The panel consisted of Col. Jay Bickley, 552nd Air Control Wing commander; retired Col. Chuck DeBellevue, Vietnam War ace; Col. Linda Hurry, deputy commander for Maintenance with the Oklahoma City Air Logistics Complex; and Col. John Kubinec, Air Force Sustainment Center vice commander. Retired Brig.

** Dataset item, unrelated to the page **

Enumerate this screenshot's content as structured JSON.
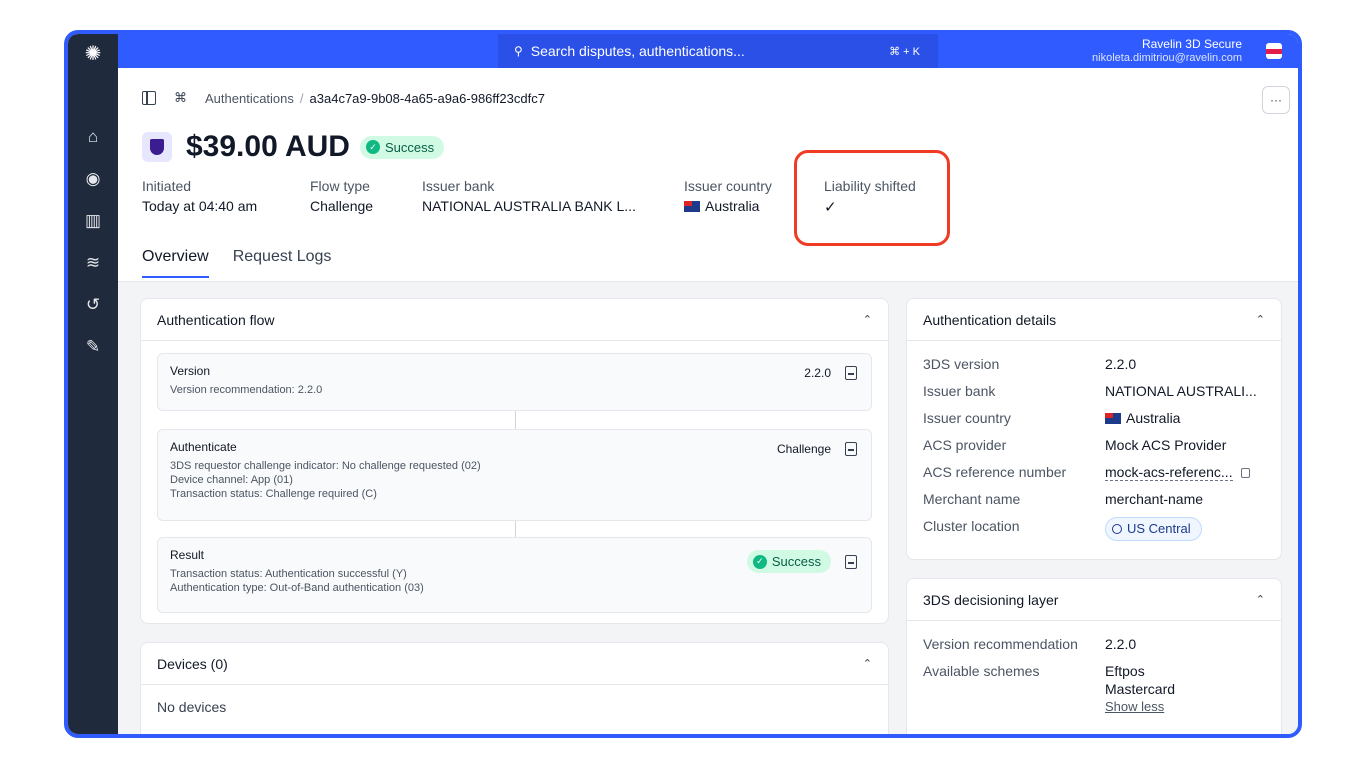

Gen. Ben Robinson, former 552nd ACW commander, was the moderator.
Panel members discussed topics from deployment drawdowns to the military budget.
"Cost effective readiness is key as we position and set ourselves up for success as we transition out of war," Colonel Kubinec said.
They all agreed that military leaders need to make sure the troops have equipment and the support they need, as well as the training to get the job done.
"People are still motivated and we need to make sure they believe what we're doing is important and they are making a difference and that they are appreciated," Colonel Bickley said.
Colonel Hurry said the key is to build strong networks and trust, being there for one another and streamlining processes. "The No. 1 thing we need to do is listen," she said. "Create an environment where our people are empowered and let them try things. This is how we do more with less...it is a team effort."
Colonel DeBellevue challenged attendees to "lead from the front."
"Empower your people," he said. "Tell them what you want done and get out of the way. You know what they can do and you push them."
Colonel Kubinec spoke of the current high operations tempo and the toll it has taken on Airmen and their families. He urged everyone to be sure to reach out to the families because deployments are impacting them.
Panel members said personnel costs are the biggest chunk of the budget, so it is an obvious area to focus on. Under current Air Force force reduction measures, 25,000 military will be leaving either voluntarily or non-voluntarily by January 2015.
"The same characteristics that we have in the military are the same characteristics companies are looking for in their employees: discipline, focus, leadership and teamwork," said Colonel Hurry.
She urged leaders to help their Airmen who may be affected by these cuts to write resumes and said the best way to support them is to give them honest and realistic feedback.
"What we owe our people is brutal honesty," Colonel Bickley said. He said the Airmen want and deserve feedback and leaders owe them the truth. "It may be tough to give that bottom third of our Airmen feedback," he said, "but if we don't, they won't be prepared. So talk with the Airmen."
The panel agreed that the Air Force is a team sport and it takes everyone to make the mission happen.
"Do your best job. Don't worry where you work--just do your best job," said Colonel Hurry.
Colonel DeBellevue said everyone plays an important role in the Air Force's success, though some jobs seem "better" than others. "It is important to remember at some point we are all the most important part of the team," he said.